● Interface dataset entries:
· · ·
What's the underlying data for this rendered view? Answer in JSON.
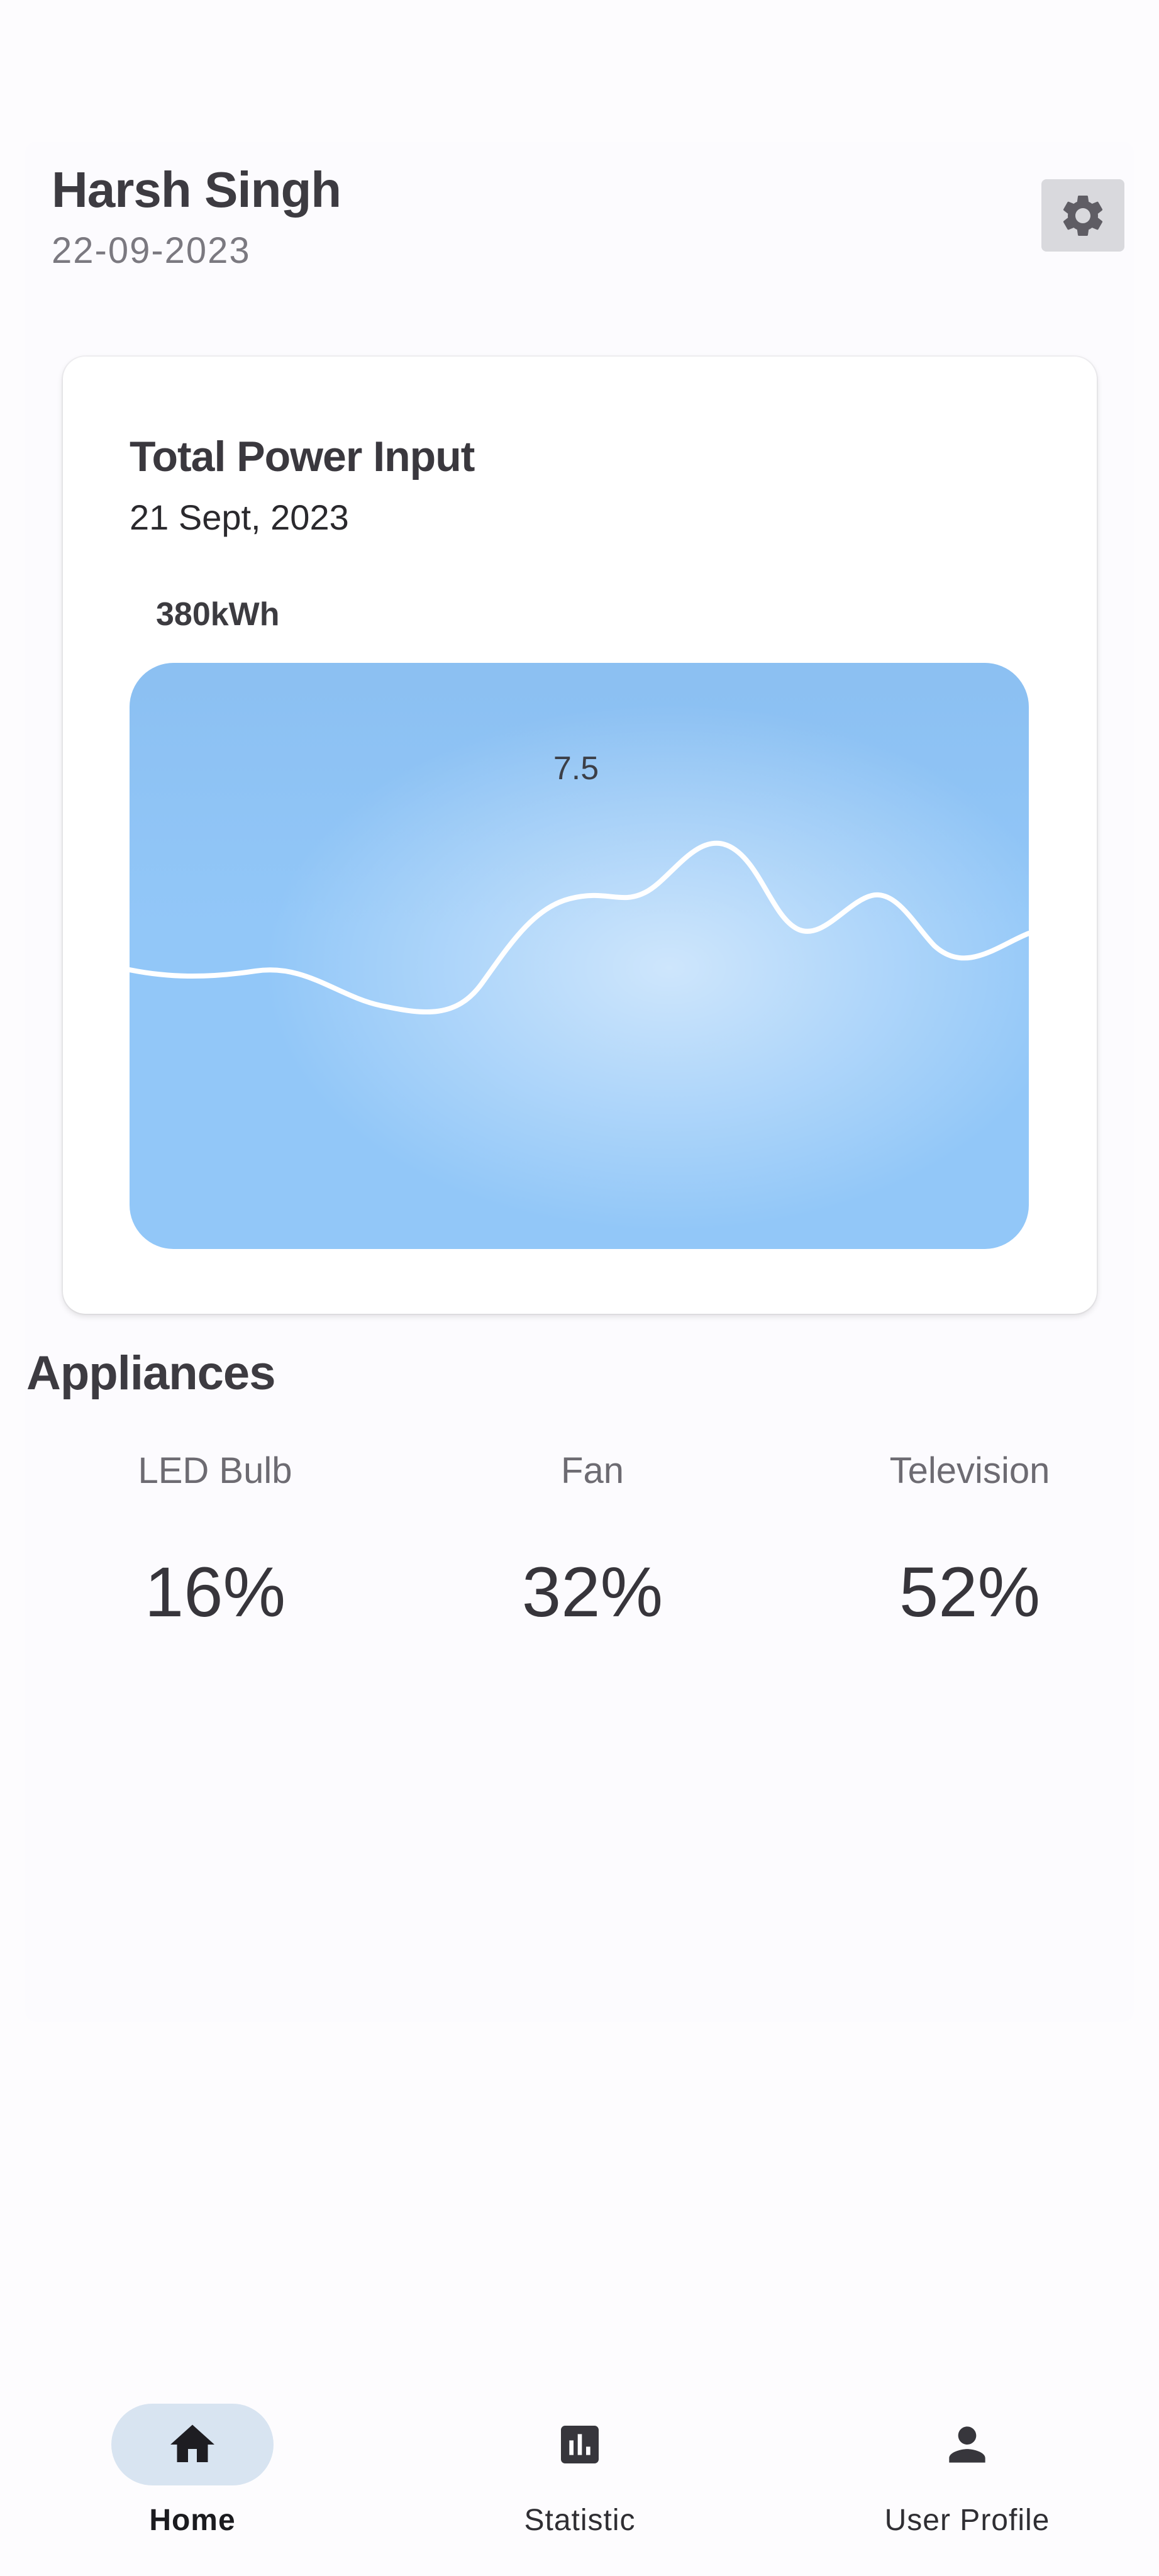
{
  "header": {
    "user_name": "Harsh Singh",
    "date": "22-09-2023"
  },
  "settings": {
    "icon": "gear-icon"
  },
  "power_card": {
    "title": "Total Power Input",
    "date": "21 Sept, 2023",
    "total": "380kWh",
    "peak_label": "7.5",
    "colors": {
      "area": "#92c7f8",
      "line": "#ffffff"
    }
  },
  "appliances": {
    "title": "Appliances",
    "items": [
      {
        "name": "LED Bulb",
        "value": "16%"
      },
      {
        "name": "Fan",
        "value": "32%"
      },
      {
        "name": "Television",
        "value": "52%"
      }
    ]
  },
  "nav": {
    "items": [
      {
        "label": "Home",
        "icon": "home-icon",
        "active": true
      },
      {
        "label": "Statistic",
        "icon": "bar-chart-icon",
        "active": false
      },
      {
        "label": "User Profile",
        "icon": "person-icon",
        "active": false
      }
    ]
  }
}
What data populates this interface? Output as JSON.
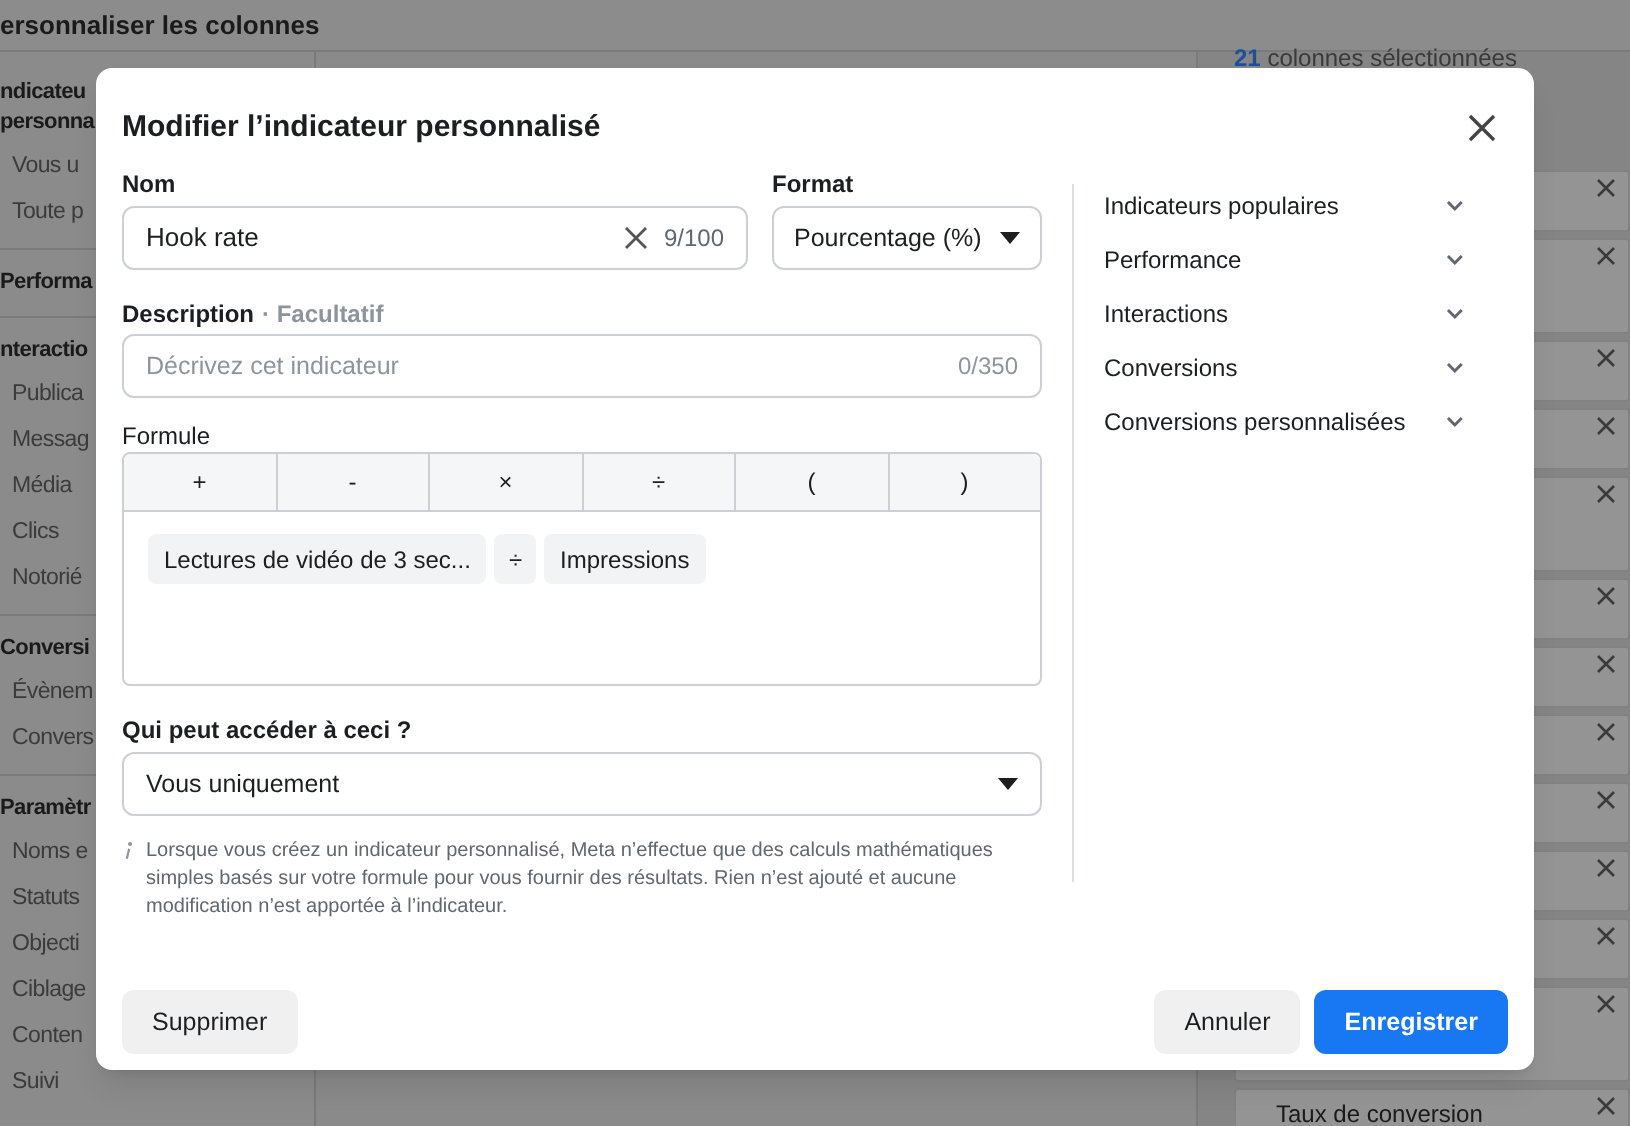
{
  "page_title": "ersonnaliser les colonnes",
  "sidebar": [
    {
      "heading": "ndicateu personna",
      "items": [
        "Vous u",
        "Toute p"
      ]
    },
    {
      "heading": "Performa"
    },
    {
      "heading": "nteractio",
      "items": [
        "Publica",
        "Messag",
        "Média",
        "Clics",
        "Notorié"
      ]
    },
    {
      "heading": "Conversi",
      "items": [
        "Évènem",
        "Convers"
      ]
    },
    {
      "heading": "Paramètr",
      "items": [
        "Noms e",
        "Statuts",
        "Objecti",
        "Ciblage",
        "Conten",
        "Suivi"
      ]
    }
  ],
  "selected_panel": {
    "count": "21",
    "label": "colonnes sélectionnées",
    "items": [
      {
        "removable": true
      },
      {
        "removable": true,
        "tall": true
      },
      {
        "removable": true
      },
      {
        "removable": true
      },
      {
        "removable": true,
        "tall": true
      },
      {
        "removable": true
      },
      {
        "removable": true
      },
      {
        "removable": true
      },
      {
        "removable": true
      },
      {
        "removable": true
      },
      {
        "removable": true
      },
      {
        "removable": true,
        "tall": true
      },
      {
        "label": "Taux de conversion",
        "removable": true
      }
    ]
  },
  "dialog": {
    "title": "Modifier l’indicateur personnalisé",
    "name_label": "Nom",
    "name_value": "Hook rate",
    "name_counter": "9/100",
    "format_label": "Format",
    "format_value": "Pourcentage (%)",
    "description_label": "Description",
    "description_optional": "· Facultatif",
    "description_placeholder": "Décrivez cet indicateur",
    "description_counter": "0/350",
    "formula_label": "Formule",
    "operators": [
      "+",
      "-",
      "×",
      "÷",
      "(",
      ")"
    ],
    "formula_tokens": [
      {
        "kind": "metric",
        "text": "Lectures de vidéo de 3 sec..."
      },
      {
        "kind": "operator",
        "text": "÷"
      },
      {
        "kind": "metric",
        "text": "Impressions"
      }
    ],
    "access_label": "Qui peut accéder à ceci ?",
    "access_value": "Vous uniquement",
    "info_text": "Lorsque vous créez un indicateur personnalisé, Meta n’effectue que des calculs mathématiques simples basés sur votre formule pour vous fournir des résultats. Rien n’est ajouté et aucune modification n’est apportée à l’indicateur.",
    "categories": [
      "Indicateurs populaires",
      "Performance",
      "Interactions",
      "Conversions",
      "Conversions personnalisées"
    ],
    "buttons": {
      "delete": "Supprimer",
      "cancel": "Annuler",
      "save": "Enregistrer"
    }
  }
}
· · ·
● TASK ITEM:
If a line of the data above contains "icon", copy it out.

● ANSWER TO THE PROBLEM:
    "icon": "gear-icon"
        "icon": "home-icon",
        "icon": "bar-chart-icon",
        "icon": "person-icon",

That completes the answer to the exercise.